Automated Following Jump System for Paratroopers, AFJS

 

There are many problems of safety in paratrooper drops. Many times night jumps are done or drops are made into the battlespace under low visibility. This is good and bad. It is good because the enemy cannot see you as easy to kill you, but bad because you cannot see anything either. At night it is often considered a blessing to make a jump into enemy territory because you do so under cover of darkness. Since modern day soldiers have GPS gear and wrist watches; I propose using them to help prevent entanglements, stealing of air flow to another soldiers canopy and burn-ins.

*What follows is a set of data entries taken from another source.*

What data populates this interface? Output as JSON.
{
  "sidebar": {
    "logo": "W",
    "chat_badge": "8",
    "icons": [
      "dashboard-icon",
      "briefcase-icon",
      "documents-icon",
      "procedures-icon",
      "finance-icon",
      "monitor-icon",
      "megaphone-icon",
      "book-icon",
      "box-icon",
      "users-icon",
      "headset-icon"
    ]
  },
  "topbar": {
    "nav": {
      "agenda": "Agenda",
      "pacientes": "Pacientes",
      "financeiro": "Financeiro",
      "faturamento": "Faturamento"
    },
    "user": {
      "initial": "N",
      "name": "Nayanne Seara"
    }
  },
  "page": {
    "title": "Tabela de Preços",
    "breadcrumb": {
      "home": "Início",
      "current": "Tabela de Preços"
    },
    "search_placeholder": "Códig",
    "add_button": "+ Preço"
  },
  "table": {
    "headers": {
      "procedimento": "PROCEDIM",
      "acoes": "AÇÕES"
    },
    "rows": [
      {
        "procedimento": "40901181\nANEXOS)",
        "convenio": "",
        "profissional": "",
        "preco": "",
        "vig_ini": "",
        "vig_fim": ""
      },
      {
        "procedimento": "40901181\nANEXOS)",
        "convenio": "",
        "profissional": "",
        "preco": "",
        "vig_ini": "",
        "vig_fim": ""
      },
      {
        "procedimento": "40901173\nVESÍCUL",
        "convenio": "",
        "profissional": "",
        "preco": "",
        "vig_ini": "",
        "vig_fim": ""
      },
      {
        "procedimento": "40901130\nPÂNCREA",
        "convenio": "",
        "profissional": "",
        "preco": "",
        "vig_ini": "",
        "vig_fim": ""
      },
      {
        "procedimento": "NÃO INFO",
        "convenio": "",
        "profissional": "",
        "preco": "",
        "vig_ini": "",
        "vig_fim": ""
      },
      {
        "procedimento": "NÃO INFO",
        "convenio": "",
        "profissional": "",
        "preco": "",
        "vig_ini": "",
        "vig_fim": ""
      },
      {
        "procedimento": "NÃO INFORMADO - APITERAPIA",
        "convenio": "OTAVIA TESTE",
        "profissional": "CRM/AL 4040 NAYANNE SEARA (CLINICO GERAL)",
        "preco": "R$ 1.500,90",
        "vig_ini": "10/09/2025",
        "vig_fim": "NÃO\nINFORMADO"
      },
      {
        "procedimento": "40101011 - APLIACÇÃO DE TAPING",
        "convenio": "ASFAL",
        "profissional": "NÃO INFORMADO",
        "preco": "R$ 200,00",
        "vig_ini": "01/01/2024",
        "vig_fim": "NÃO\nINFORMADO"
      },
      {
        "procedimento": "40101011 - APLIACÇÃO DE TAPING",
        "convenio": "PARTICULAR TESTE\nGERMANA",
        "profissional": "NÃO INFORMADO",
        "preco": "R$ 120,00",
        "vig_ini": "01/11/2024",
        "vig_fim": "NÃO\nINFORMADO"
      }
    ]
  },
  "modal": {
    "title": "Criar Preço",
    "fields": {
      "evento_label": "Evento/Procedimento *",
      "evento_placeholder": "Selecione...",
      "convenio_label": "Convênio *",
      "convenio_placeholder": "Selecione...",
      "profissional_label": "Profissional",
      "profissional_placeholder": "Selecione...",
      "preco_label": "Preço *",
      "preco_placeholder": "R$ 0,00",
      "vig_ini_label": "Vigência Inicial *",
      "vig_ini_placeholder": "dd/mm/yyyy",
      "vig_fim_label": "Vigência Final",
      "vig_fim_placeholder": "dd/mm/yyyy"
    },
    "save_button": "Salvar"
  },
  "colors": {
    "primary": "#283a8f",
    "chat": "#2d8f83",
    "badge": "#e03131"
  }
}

There is an off the shelf technology used in fire fighting called AFF. AFF stands for Automated Flight Following System, which is used in aerial fire fighting to insure that the fire retardant is dropped in the drop zone even though with the smoke the visibility is very low making it difficult to see. As one aircraft goes in another follows in behind it. This off the shelf technology has been used for over a decade now and with the advances of GPS accuracy and GIS modeling of surface terrain by satellite its uses should be incorporated into the laying of smart dust and probably will be soon.

When paratroopers are deployed in the battlespace each GPS unit will have a buzzer allowing the parachute operator to know he is too close to the next nearest chute or that a chute is rapidly approaching his/her airflow. This will improve safety in night jumps and under zero-zero visibility or near so. Due to the number of aircraft dropping and the number of paratroopers this data can also be sent back to the command and control of the Blue Force for tracking.

Once this technology is implemented in practice jumps that data can be set onto an ERSI platform and 3D grid to help in simulator training for troops, thus we can train more with less actual jumps and save the major injuries to our soldiers and risk deaths which can occur. Think on this.

 



  • On main